Yet another element of whether to build rafter or purlin could have been the proximity of the nearest sawmill. Early barns were built of large timbers simply because a sawmill often didn’t exist, or the farmer/builder couldn’t easily get his logs there for milling. Thus a builder may not have even considered the option of employing many uniformly sawn rafters. We take it for granted today that we can easily purchase standardized lumber. Heck, we can even have it conveniently dropped right at our door! In the early days standardized lumber didn’t exist. It would take the railroads to bring that commodity within reach.
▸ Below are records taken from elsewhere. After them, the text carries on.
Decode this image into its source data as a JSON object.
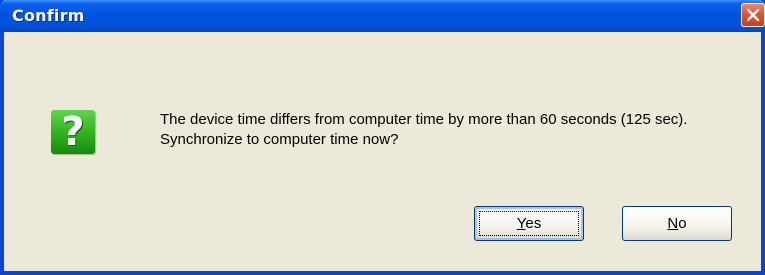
{
  "window": {
    "title": "Confirm"
  },
  "icons": {
    "close": "close-icon",
    "question": "question-icon"
  },
  "dialog": {
    "icon_glyph": "?",
    "message_line_1": "The device time differs from computer time by more than 60 seconds (125 sec).",
    "message_line_2": "Synchronize to computer time now?"
  },
  "buttons": {
    "yes_mnemonic": "Y",
    "yes_rest": "es",
    "no_mnemonic": "N",
    "no_rest": "o"
  },
  "colors": {
    "title_bar": "#0053e0",
    "dialog_background": "#ece9d8",
    "close_button": "#e2542f",
    "question_icon": "#2fb11e"
  }
}
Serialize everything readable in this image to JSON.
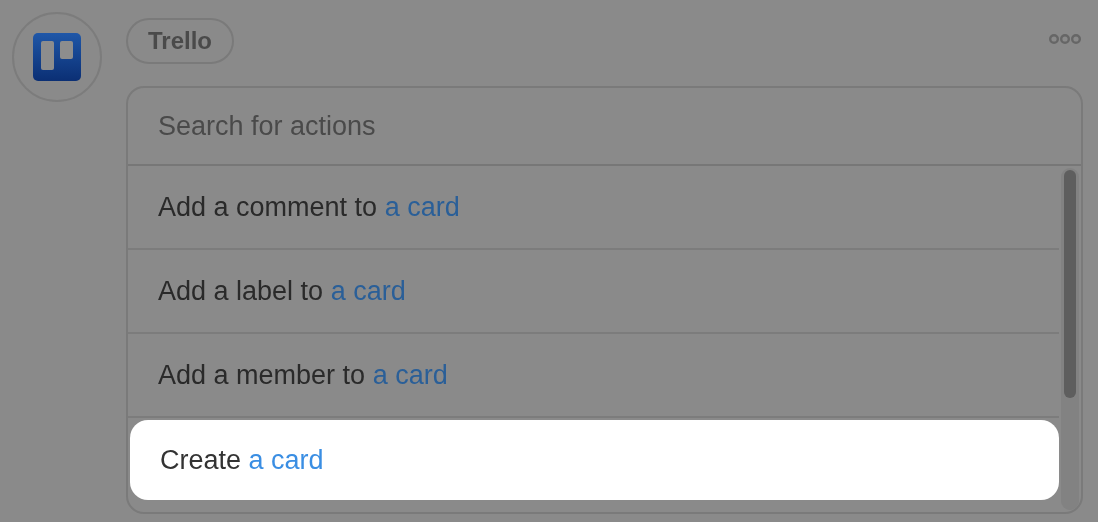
{
  "app": {
    "name": "Trello"
  },
  "search": {
    "placeholder": "Search for actions"
  },
  "actions": [
    {
      "label": "Add a comment to",
      "object": "a card",
      "selected": false
    },
    {
      "label": "Add a label to",
      "object": "a card",
      "selected": false
    },
    {
      "label": "Add a member to",
      "object": "a card",
      "selected": false
    },
    {
      "label": "Create",
      "object": "a card",
      "selected": true
    }
  ]
}
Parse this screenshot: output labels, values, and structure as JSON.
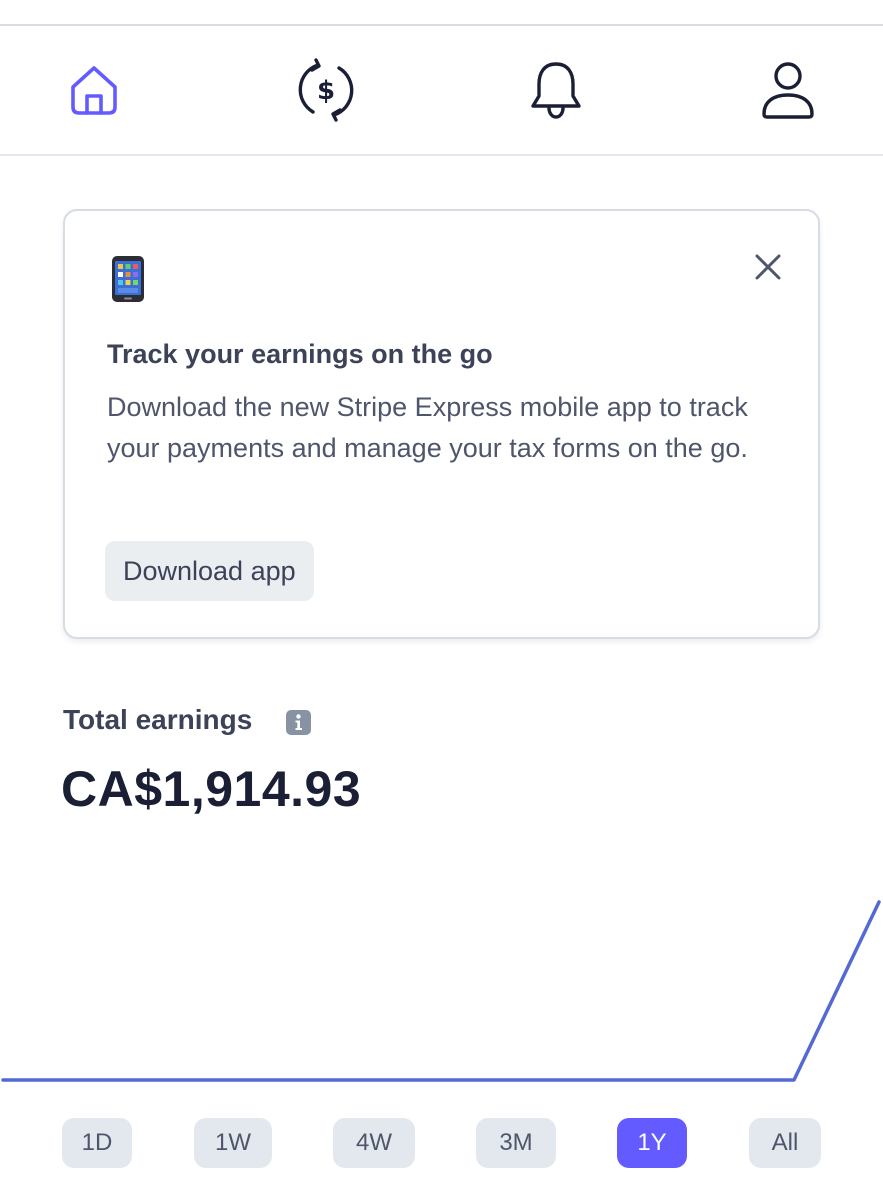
{
  "nav": {
    "items": [
      {
        "name": "home",
        "icon": "home-icon",
        "active": true
      },
      {
        "name": "payments",
        "icon": "currency-exchange-icon",
        "active": false
      },
      {
        "name": "notifications",
        "icon": "bell-icon",
        "active": false
      },
      {
        "name": "account",
        "icon": "user-icon",
        "active": false
      }
    ],
    "active_color": "#635bff",
    "inactive_color": "#1a1f36"
  },
  "promo": {
    "icon": "mobile-phone-icon",
    "title": "Track your earnings on the go",
    "body": "Download the new Stripe Express mobile app to track your payments and manage your tax forms on the go.",
    "button_label": "Download app",
    "close_icon": "close-icon"
  },
  "earnings": {
    "label": "Total earnings",
    "info_icon": "info-icon",
    "amount": "CA$1,914.93"
  },
  "chart_data": {
    "type": "line",
    "title": "",
    "xlabel": "",
    "ylabel": "",
    "grid": false,
    "line_color": "#5469d4",
    "x": [
      0,
      0.903,
      1.0
    ],
    "y": [
      0,
      0,
      1914.93
    ],
    "ylim": [
      0,
      1914.93
    ]
  },
  "time_ranges": {
    "selected": "1Y",
    "options": [
      "1D",
      "1W",
      "4W",
      "3M",
      "1Y",
      "All"
    ]
  },
  "colors": {
    "accent": "#635bff",
    "chip_bg": "#e3e8ee",
    "text_dark": "#1a1f36"
  }
}
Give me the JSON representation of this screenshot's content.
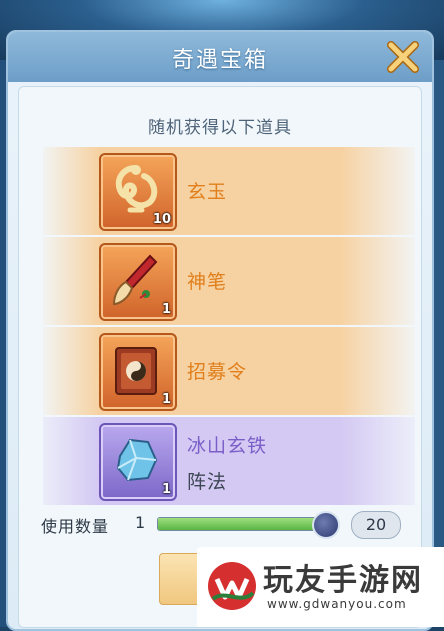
{
  "dialog": {
    "title": "奇遇宝箱",
    "subtitle": "随机获得以下道具"
  },
  "items": [
    {
      "name": "玄玉",
      "count": "10",
      "icon": "jade-icon",
      "style": "orange"
    },
    {
      "name": "神笔",
      "count": "1",
      "icon": "brush-icon",
      "style": "orange"
    },
    {
      "name": "招募令",
      "count": "1",
      "icon": "recruit-book-icon",
      "style": "orange"
    },
    {
      "name": "冰山玄铁",
      "sub": "阵法",
      "count": "1",
      "icon": "ice-ore-icon",
      "style": "purple"
    }
  ],
  "quantity": {
    "label": "使用数量",
    "value": "1",
    "max": "20",
    "fraction": 0.95
  },
  "colors": {
    "accent_orange": "#e07f1c",
    "accent_purple": "#7b5fc9",
    "slider_fill": "#5ab445"
  },
  "watermark": {
    "name": "玩友手游网",
    "url": "www.gdwanyou.com"
  }
}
This is why many purlins were left round with the bark still on, with perhaps a single side flattened to meet the roof boards.
Our barns in the Oxford Hills display both rafter and purlin roof styles, with older barns typically displaying purlin arrangements (but not always!).
It’s remarkable how barn history can lead to so many different segments of society (cathedrals, colonial settlement patterns) and the history of technological innovation (joiner proficiency, railroads and sawmills).
I’ll be speaking about our barns, giving a PowerPoint presentation, at the New Gloucester Historical Society on April 21 at 7 p.m. at the New Gloucester Meetinghouse, next to the Town Hall on Rt. 231.
For more on Maine’s barns visit www.ourbarns.com.